Javid Moslehi, MD
I am a cardiologist and myocyte biologist. My clinical focus is cardio-oncology (the cardiovascular care of cancer patients and cancer survivors). My basic and translational NIH-funded laboratory addresses myocardial responses to various stresses including hypoxia, aging and toxins. Over the last several years, given my clinical interest in cardio-oncology, my laboratory focus has been in delineating the mechanistic underpinnings of cardiovascular toxicities from novel targeted cancer therapies. I believe because of the targeted nature of the toxicities, cardio-oncology can provide insights into novel signaling pathways that are relevant in human cardiovascular biology and pathology.
At Vanderbilt, I am an Associate Professor of Medicine, Director of Cardio-Oncology and Co-director of Vanderbilt Program for Optimizing Immuno-oNcology Therapy (V-POINT). I work closely with cardiologists and oncologists, basic, translational researchers and clinicians locally, nationally and internationally.
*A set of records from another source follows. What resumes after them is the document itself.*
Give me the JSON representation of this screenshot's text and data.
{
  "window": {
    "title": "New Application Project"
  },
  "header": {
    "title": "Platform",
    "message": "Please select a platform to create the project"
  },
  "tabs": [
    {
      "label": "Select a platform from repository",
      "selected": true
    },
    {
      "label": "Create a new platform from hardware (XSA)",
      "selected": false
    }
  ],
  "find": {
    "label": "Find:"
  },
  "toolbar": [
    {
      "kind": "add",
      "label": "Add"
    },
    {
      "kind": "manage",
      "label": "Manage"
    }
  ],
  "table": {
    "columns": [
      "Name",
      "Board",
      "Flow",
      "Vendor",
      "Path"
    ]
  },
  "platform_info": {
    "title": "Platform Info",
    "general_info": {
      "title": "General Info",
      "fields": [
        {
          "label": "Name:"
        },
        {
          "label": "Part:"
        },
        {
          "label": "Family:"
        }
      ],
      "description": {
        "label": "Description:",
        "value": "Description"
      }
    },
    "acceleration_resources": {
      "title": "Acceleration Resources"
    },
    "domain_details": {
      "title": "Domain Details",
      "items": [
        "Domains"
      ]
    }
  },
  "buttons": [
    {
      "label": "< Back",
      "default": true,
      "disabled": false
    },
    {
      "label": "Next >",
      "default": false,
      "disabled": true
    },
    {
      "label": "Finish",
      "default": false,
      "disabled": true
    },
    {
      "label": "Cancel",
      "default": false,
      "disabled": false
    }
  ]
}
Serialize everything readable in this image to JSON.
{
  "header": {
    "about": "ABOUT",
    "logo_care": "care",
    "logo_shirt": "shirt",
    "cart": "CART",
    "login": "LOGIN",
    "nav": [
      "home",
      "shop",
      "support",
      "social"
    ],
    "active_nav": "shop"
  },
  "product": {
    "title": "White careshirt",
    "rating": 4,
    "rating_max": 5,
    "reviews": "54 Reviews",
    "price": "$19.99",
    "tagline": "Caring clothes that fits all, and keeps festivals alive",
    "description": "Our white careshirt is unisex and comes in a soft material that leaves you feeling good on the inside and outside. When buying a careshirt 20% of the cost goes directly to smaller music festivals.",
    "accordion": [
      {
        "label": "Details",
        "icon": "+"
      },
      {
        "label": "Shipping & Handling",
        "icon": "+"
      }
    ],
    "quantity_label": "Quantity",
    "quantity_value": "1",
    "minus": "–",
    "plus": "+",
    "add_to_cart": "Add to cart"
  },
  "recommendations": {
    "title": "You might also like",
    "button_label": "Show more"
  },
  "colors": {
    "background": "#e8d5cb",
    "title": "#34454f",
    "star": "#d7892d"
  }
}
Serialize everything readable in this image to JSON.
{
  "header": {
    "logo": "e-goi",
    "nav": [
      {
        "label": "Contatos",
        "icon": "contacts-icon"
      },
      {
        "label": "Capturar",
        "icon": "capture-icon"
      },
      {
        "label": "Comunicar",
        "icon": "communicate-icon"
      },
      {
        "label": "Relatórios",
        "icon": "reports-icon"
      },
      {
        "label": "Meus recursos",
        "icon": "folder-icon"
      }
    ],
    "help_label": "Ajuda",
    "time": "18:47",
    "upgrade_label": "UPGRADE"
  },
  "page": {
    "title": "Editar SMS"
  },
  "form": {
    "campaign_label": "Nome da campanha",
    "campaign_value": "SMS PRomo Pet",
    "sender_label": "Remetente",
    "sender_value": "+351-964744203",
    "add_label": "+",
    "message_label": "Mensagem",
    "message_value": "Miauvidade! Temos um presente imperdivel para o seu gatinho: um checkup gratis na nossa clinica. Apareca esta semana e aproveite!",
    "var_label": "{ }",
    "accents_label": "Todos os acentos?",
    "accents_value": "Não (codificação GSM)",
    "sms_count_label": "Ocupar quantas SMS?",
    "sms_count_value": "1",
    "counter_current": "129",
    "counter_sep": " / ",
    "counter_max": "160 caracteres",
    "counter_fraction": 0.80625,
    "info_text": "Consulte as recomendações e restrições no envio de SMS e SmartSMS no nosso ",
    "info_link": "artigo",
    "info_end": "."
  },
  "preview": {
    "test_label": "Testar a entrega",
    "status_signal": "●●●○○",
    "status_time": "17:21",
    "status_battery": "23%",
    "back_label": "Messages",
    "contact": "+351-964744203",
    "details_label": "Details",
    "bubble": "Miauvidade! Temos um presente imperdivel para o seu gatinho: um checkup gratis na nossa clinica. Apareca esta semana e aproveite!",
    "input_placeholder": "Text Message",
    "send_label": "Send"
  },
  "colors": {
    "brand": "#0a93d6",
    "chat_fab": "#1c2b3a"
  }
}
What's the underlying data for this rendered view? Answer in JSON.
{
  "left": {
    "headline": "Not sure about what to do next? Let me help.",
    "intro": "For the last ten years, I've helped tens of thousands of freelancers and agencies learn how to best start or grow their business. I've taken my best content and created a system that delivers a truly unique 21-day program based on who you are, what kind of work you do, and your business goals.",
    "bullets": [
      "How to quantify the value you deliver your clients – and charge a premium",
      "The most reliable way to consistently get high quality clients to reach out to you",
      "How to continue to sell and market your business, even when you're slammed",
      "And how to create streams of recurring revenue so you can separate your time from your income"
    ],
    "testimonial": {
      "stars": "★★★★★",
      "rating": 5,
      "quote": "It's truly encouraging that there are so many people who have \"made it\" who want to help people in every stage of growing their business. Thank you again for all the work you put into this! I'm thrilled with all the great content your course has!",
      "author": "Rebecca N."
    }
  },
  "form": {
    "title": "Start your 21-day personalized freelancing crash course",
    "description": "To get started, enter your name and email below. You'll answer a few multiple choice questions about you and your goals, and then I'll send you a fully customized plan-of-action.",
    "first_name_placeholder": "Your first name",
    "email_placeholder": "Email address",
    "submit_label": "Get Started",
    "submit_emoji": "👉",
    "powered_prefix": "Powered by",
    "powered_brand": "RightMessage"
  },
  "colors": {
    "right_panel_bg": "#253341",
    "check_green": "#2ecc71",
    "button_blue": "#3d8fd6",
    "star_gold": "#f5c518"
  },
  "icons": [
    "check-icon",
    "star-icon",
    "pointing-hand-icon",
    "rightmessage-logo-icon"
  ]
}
I have also started several collaborations with industry and regulatory bodies (including the US FDA). I was recently named the first chair of the American Heart Association (AHA) cardio-oncology subcommittee. At Vanderbilt, I have established a Graduate Medical Education (GME) approved fellowship training the next generation of physician-scientists in the field of cardio-oncology. I am an elected member of American Society of Clinical Investigation (ASCI).
Since 2016, a major focus of our clinical and research program has been the interaction between the cardiovascular and immune systems. Our group initially described a novel clinical syndrome of fulminant myocarditis that arises from (ICI) immune checkpoint inhibitors (Johnson et al, NEJM, 2016). We further defined the clinical characteristics of ICI-associated myocarditis (Moslehi et al, Lancet, 2018) and showed that cardiovascular sequelae of ICI include pericarditis, vasculitis and arrhythmias (Salem et al, Lancet Oncology, 2018). My laboratory has generated mouse models that recapitulate these novel immune-based clinical syndromes which have provided insights into new diagnostic and treatment strategies for these complications (Bonaca et al, Circulation, 2019; Salem et al, NEJM, 2019).